BEGIN INPUT MATERIAL
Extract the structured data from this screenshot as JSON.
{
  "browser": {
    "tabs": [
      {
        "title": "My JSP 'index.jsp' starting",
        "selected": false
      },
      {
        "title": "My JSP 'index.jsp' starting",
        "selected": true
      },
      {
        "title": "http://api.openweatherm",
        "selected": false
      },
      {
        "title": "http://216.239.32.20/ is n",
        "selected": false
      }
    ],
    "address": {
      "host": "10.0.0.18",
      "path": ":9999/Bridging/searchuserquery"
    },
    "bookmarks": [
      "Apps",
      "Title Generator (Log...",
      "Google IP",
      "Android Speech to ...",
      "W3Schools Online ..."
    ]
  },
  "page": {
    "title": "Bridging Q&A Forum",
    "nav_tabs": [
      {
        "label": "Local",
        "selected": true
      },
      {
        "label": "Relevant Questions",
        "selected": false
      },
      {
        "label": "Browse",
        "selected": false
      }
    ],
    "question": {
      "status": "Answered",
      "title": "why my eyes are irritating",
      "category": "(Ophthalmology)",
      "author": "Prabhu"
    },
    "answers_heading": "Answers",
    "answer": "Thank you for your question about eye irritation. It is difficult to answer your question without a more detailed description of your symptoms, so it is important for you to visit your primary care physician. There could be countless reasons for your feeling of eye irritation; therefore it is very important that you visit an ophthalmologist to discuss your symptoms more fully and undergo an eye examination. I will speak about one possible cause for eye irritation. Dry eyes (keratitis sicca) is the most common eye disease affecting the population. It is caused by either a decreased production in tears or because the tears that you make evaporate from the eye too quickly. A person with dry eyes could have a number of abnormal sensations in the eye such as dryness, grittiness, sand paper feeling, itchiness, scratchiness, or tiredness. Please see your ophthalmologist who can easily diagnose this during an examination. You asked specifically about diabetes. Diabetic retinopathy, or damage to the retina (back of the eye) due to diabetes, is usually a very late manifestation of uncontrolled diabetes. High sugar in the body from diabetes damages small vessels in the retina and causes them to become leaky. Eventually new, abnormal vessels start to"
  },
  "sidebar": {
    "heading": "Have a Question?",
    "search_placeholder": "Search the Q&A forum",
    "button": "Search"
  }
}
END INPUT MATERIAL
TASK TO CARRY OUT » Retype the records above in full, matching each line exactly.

RESPONSE BOX »
Extract the structured data from this screenshot as JSON.
{
  "browser": {
    "tabs": [
      {
        "title": "My JSP 'index.jsp' starting",
        "selected": false
      },
      {
        "title": "My JSP 'index.jsp' starting",
        "selected": true
      },
      {
        "title": "http://api.openweatherm",
        "selected": false
      },
      {
        "title": "http://216.239.32.20/ is n",
        "selected": false
      }
    ],
    "address": {
      "host": "10.0.0.18",
      "path": ":9999/Bridging/searchuserquery"
    },
    "bookmarks": [
      "Apps",
      "Title Generator (Log...",
      "Google IP",
      "Android Speech to ...",
      "W3Schools Online ..."
    ]
  },
  "page": {
    "title": "Bridging Q&A Forum",
    "nav_tabs": [
      {
        "label": "Local",
        "selected": true
      },
      {
        "label": "Relevant Questions",
        "selected": false
      },
      {
        "label": "Browse",
        "selected": false
      }
    ],
    "question": {
      "status": "Answered",
      "title": "why my eyes are irritating",
      "category": "(Ophthalmology)",
      "author": "Prabhu"
    },
    "answers_heading": "Answers",
    "answer": "Thank you for your question about eye irritation. It is difficult to answer your question without a more detailed description of your symptoms, so it is important for you to visit your primary care physician. There could be countless reasons for your feeling of eye irritation; therefore it is very important that you visit an ophthalmologist to discuss your symptoms more fully and undergo an eye examination. I will speak about one possible cause for eye irritation. Dry eyes (keratitis sicca) is the most common eye disease affecting the population. It is caused by either a decreased production in tears or because the tears that you make evaporate from the eye too quickly. A person with dry eyes could have a number of abnormal sensations in the eye such as dryness, grittiness, sand paper feeling, itchiness, scratchiness, or tiredness. Please see your ophthalmologist who can easily diagnose this during an examination. You asked specifically about diabetes. Diabetic retinopathy, or damage to the retina (back of the eye) due to diabetes, is usually a very late manifestation of uncontrolled diabetes. High sugar in the body from diabetes damages small vessels in the retina and causes them to become leaky. Eventually new, abnormal vessels start to"
  },
  "sidebar": {
    "heading": "Have a Question?",
    "search_placeholder": "Search the Q&A forum",
    "button": "Search"
  }
}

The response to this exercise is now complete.